BEGIN EXCERPTED RECORDS

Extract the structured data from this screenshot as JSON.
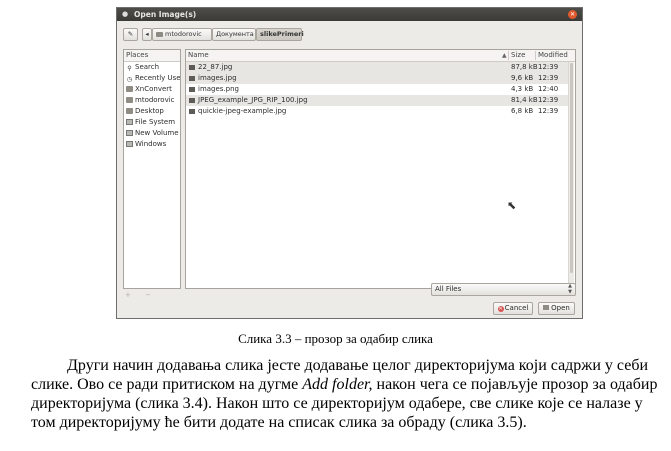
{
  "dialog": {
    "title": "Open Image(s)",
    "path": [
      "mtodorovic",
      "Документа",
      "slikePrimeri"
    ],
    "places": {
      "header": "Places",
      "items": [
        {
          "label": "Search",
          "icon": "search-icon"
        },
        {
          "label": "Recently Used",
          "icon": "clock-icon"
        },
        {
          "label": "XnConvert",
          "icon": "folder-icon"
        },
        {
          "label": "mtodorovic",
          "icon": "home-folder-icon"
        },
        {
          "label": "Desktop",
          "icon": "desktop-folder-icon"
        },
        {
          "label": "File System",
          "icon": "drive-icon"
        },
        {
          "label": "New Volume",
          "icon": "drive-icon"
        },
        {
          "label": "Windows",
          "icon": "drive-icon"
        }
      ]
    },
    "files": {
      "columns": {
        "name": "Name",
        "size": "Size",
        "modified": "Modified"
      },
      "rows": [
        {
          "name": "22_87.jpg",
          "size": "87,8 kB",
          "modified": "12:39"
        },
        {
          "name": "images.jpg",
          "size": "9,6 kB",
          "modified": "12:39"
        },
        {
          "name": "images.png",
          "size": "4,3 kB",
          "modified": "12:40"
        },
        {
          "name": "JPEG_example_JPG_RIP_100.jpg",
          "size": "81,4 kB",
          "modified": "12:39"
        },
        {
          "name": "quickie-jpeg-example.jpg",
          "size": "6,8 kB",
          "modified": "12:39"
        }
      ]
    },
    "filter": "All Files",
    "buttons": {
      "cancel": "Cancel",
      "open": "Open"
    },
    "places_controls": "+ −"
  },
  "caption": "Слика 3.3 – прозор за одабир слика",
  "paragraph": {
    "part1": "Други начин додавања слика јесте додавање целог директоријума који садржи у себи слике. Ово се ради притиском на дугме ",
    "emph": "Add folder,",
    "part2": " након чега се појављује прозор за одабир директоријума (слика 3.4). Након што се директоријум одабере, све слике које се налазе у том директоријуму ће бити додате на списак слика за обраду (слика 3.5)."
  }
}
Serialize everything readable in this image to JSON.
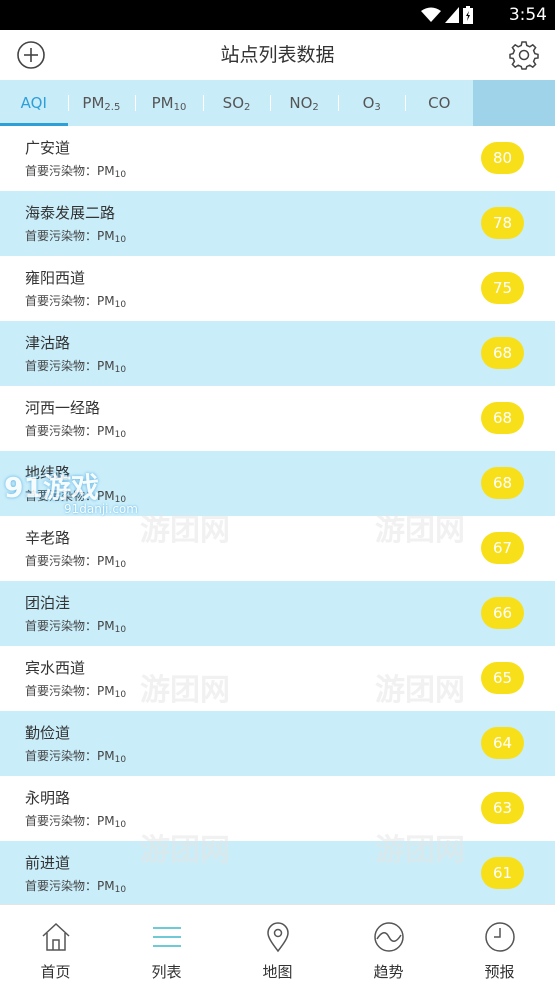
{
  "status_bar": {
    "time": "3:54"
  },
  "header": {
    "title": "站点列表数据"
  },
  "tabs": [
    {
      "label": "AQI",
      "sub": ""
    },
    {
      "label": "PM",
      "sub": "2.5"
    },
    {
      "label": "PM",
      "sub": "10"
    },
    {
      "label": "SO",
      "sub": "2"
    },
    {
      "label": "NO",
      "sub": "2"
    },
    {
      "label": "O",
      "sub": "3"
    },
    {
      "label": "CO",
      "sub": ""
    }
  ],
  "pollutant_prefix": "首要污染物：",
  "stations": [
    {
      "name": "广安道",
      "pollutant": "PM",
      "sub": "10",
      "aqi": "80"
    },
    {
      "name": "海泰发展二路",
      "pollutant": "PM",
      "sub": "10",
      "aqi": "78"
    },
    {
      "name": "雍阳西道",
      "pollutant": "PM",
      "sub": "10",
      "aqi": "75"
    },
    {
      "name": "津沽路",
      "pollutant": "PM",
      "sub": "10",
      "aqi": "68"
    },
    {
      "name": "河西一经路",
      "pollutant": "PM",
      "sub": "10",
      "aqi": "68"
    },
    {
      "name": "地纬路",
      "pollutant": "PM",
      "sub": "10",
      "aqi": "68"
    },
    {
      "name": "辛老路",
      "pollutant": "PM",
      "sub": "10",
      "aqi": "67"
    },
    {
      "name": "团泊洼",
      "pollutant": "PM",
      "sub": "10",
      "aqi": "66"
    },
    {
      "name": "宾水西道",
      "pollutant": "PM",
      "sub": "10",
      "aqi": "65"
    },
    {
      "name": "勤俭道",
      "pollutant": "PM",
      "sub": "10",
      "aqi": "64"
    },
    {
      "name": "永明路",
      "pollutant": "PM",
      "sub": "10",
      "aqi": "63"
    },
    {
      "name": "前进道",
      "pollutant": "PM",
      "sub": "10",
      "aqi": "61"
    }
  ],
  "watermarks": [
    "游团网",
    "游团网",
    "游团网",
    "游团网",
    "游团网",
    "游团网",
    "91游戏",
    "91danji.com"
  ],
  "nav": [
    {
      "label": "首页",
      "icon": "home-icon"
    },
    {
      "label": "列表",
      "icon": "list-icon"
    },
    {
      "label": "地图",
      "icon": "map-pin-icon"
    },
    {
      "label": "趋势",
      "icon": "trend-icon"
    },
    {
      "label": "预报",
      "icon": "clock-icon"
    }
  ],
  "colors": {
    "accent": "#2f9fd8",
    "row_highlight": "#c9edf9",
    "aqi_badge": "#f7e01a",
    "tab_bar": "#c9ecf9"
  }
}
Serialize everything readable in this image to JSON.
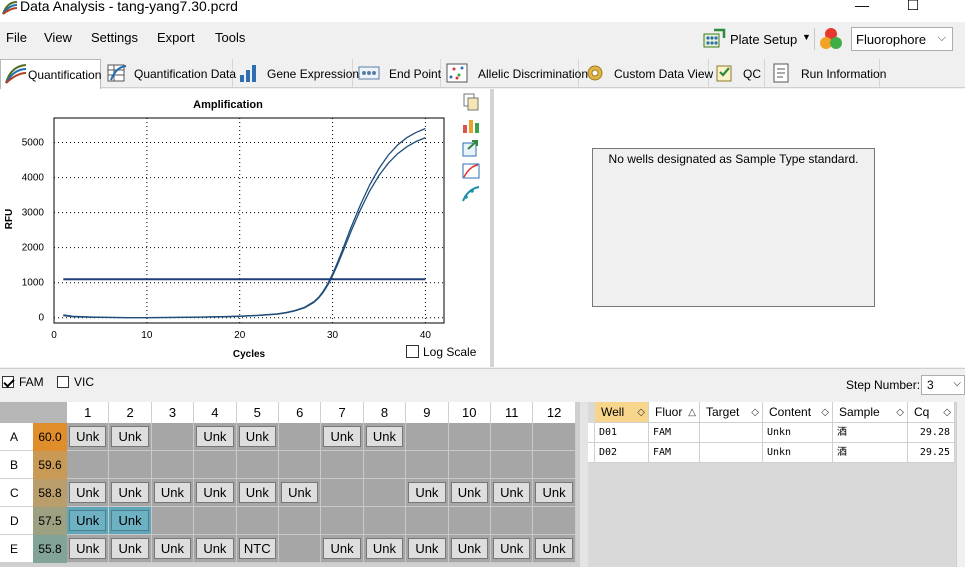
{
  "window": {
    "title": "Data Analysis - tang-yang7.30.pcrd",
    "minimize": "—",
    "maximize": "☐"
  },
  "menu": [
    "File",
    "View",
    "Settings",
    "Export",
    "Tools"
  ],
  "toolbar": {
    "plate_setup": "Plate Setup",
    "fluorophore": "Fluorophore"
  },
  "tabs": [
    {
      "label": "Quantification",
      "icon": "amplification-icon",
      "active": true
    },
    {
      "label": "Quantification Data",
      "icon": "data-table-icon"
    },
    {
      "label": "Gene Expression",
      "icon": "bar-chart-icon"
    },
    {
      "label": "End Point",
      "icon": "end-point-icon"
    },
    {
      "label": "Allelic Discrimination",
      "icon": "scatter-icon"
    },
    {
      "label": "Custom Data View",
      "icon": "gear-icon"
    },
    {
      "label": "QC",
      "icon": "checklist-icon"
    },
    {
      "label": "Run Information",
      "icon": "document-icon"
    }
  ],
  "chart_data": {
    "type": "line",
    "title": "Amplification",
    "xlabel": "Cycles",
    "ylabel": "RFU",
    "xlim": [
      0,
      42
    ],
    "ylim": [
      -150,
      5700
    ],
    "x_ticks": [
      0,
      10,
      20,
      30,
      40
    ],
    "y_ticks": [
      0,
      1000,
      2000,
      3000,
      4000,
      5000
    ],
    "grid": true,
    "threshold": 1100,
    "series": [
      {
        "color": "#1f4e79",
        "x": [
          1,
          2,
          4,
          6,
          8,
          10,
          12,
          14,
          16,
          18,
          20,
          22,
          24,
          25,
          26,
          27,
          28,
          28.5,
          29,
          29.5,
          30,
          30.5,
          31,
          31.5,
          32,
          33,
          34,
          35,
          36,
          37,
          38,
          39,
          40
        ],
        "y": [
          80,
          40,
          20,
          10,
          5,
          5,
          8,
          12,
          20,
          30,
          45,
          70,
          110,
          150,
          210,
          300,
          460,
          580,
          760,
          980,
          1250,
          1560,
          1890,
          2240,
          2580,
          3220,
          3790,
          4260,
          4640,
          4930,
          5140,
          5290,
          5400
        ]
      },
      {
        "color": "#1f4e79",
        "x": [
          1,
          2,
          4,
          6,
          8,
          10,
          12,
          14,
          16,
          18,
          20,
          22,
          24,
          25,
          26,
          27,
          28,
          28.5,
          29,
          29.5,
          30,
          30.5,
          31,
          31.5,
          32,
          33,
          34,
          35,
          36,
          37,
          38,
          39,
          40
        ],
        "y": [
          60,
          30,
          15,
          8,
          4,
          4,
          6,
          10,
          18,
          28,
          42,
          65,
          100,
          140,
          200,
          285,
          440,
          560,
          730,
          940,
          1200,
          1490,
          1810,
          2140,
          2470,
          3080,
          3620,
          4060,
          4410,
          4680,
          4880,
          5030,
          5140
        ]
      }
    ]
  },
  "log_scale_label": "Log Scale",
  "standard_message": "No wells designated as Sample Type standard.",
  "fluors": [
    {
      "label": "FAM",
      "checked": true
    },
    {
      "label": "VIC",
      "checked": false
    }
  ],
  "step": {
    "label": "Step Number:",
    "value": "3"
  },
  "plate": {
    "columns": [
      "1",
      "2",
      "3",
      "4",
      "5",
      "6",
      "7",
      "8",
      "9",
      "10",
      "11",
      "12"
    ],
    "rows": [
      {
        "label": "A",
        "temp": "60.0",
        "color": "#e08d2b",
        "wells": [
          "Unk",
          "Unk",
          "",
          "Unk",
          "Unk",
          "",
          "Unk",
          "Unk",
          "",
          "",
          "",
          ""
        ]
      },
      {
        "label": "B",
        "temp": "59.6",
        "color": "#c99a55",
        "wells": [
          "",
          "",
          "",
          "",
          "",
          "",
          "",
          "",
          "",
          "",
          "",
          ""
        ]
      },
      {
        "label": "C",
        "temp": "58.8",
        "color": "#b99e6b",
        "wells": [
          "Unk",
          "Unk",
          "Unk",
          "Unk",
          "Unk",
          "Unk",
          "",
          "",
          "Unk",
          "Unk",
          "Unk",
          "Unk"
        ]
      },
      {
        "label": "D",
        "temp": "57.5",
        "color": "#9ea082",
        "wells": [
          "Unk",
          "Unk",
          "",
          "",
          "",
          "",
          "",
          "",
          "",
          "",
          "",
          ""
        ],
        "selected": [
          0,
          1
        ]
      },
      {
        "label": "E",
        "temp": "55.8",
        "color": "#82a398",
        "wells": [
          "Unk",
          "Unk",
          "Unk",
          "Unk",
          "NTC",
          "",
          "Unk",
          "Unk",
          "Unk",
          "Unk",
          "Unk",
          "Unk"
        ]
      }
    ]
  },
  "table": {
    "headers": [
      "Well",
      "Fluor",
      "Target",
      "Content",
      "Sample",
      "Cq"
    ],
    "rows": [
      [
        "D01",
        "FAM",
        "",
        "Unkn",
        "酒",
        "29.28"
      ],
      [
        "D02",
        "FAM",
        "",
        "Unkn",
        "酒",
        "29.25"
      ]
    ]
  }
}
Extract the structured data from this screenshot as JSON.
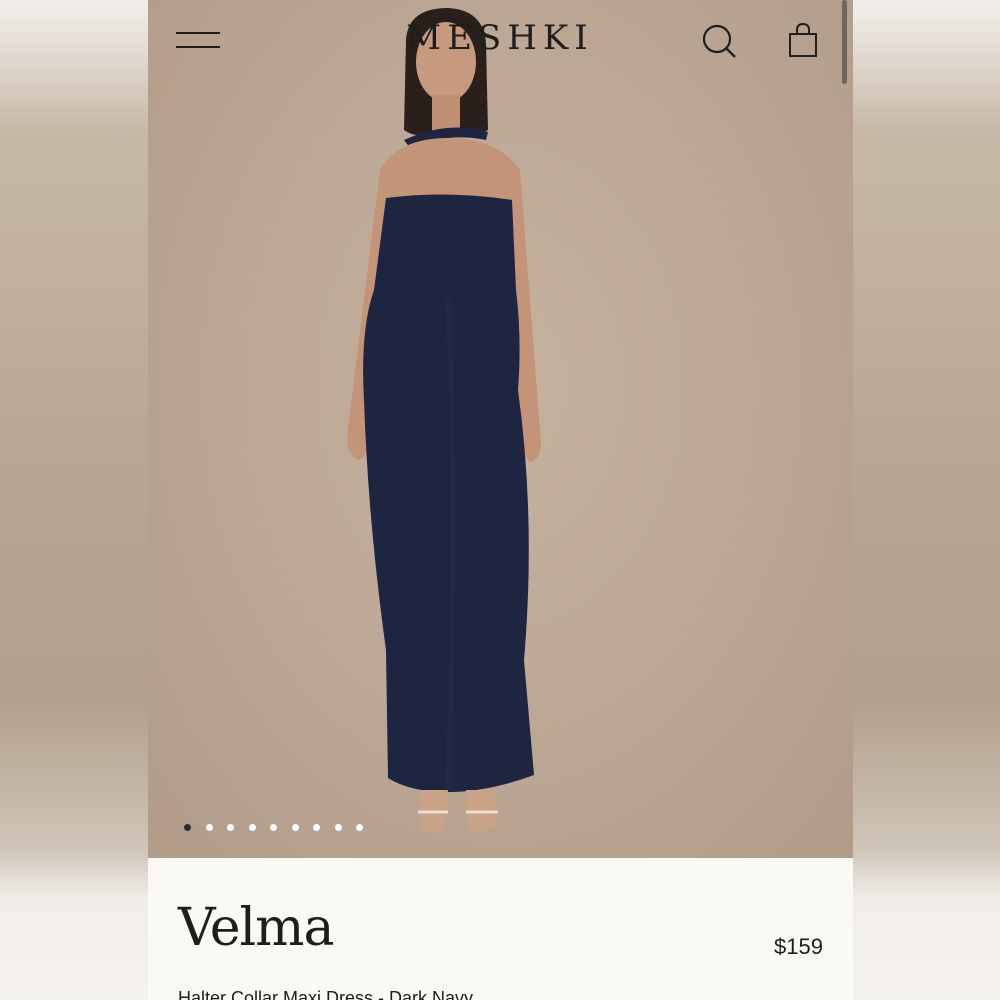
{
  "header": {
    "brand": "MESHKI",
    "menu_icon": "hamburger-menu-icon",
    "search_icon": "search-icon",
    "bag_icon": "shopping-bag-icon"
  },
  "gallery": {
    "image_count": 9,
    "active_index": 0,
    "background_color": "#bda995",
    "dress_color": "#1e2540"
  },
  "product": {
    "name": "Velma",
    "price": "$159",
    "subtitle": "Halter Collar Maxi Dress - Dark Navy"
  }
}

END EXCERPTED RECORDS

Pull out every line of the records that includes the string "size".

        "size": "Size",
          "size": "87,8 kB",
          "size": "9,6 kB",
          "size": "4,3 kB",
          "size": "81,4 kB",
          "size": "6,8 kB",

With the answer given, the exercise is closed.